Data records for software interfaces
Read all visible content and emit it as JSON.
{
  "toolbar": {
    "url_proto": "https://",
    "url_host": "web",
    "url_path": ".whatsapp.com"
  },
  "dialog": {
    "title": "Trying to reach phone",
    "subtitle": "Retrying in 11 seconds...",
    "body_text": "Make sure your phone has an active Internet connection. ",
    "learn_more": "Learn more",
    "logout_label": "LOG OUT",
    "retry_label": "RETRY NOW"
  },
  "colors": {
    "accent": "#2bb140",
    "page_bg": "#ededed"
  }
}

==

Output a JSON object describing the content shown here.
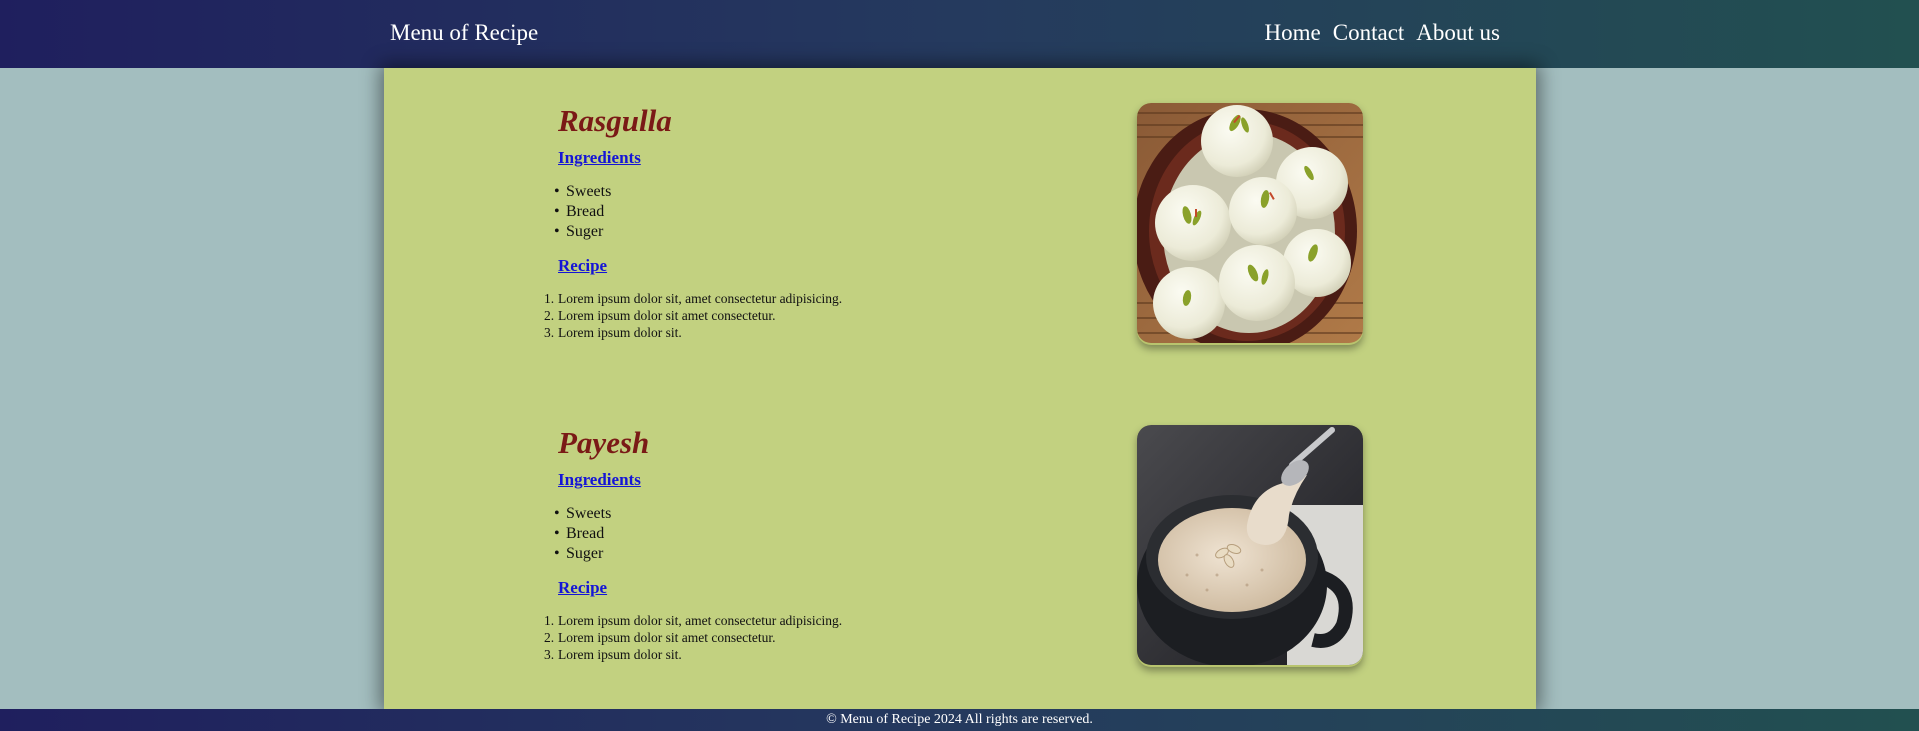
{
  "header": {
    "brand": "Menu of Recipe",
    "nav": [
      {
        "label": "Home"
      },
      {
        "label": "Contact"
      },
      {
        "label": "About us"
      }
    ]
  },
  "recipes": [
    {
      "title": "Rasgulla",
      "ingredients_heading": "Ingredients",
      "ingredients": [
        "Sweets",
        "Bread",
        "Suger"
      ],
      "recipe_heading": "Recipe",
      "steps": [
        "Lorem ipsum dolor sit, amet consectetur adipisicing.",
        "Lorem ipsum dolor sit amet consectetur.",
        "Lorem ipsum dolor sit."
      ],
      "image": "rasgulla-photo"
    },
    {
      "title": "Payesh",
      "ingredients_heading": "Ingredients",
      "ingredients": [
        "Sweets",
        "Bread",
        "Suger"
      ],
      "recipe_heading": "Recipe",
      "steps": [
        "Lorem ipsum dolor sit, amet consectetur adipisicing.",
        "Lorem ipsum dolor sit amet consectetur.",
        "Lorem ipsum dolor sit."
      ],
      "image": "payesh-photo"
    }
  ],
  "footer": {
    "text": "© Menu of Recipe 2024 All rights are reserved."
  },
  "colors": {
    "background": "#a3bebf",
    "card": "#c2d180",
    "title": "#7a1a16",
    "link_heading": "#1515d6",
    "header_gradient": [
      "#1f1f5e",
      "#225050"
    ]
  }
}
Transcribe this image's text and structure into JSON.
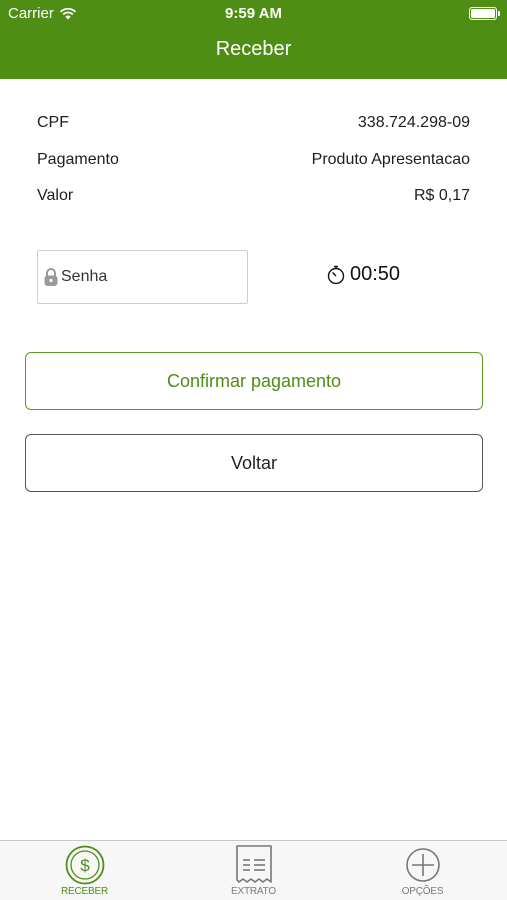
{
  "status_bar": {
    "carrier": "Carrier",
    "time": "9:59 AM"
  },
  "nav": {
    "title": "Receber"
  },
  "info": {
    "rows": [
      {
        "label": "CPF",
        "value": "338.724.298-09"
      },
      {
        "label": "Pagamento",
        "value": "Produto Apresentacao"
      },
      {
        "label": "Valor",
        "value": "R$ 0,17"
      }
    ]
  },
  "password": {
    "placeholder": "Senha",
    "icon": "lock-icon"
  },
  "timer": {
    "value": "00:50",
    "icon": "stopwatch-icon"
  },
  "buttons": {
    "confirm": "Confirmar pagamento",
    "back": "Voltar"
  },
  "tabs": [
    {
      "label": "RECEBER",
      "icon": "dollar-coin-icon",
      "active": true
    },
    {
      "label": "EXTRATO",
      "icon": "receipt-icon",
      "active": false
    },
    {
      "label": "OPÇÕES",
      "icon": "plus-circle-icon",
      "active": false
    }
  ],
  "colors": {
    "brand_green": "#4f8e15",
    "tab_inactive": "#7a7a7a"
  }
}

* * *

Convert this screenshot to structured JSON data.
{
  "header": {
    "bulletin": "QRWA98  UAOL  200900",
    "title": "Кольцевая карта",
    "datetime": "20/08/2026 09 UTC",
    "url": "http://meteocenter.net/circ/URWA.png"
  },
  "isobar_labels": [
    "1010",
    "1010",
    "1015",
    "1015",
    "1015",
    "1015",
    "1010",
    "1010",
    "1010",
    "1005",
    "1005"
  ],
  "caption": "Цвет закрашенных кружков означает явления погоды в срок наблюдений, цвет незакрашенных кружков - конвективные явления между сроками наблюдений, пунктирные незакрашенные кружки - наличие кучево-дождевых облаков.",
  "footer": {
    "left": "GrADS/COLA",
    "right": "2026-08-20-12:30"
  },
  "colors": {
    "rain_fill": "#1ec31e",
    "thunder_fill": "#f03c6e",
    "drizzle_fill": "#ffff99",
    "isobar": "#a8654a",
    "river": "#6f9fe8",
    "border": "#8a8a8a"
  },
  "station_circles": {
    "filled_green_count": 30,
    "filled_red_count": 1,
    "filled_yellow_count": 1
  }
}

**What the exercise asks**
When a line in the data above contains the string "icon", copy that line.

**Final answer**
    "icon": "lock-icon"
    "icon": "stopwatch-icon"
      "icon": "dollar-coin-icon",
      "icon": "receipt-icon",
      "icon": "plus-circle-icon",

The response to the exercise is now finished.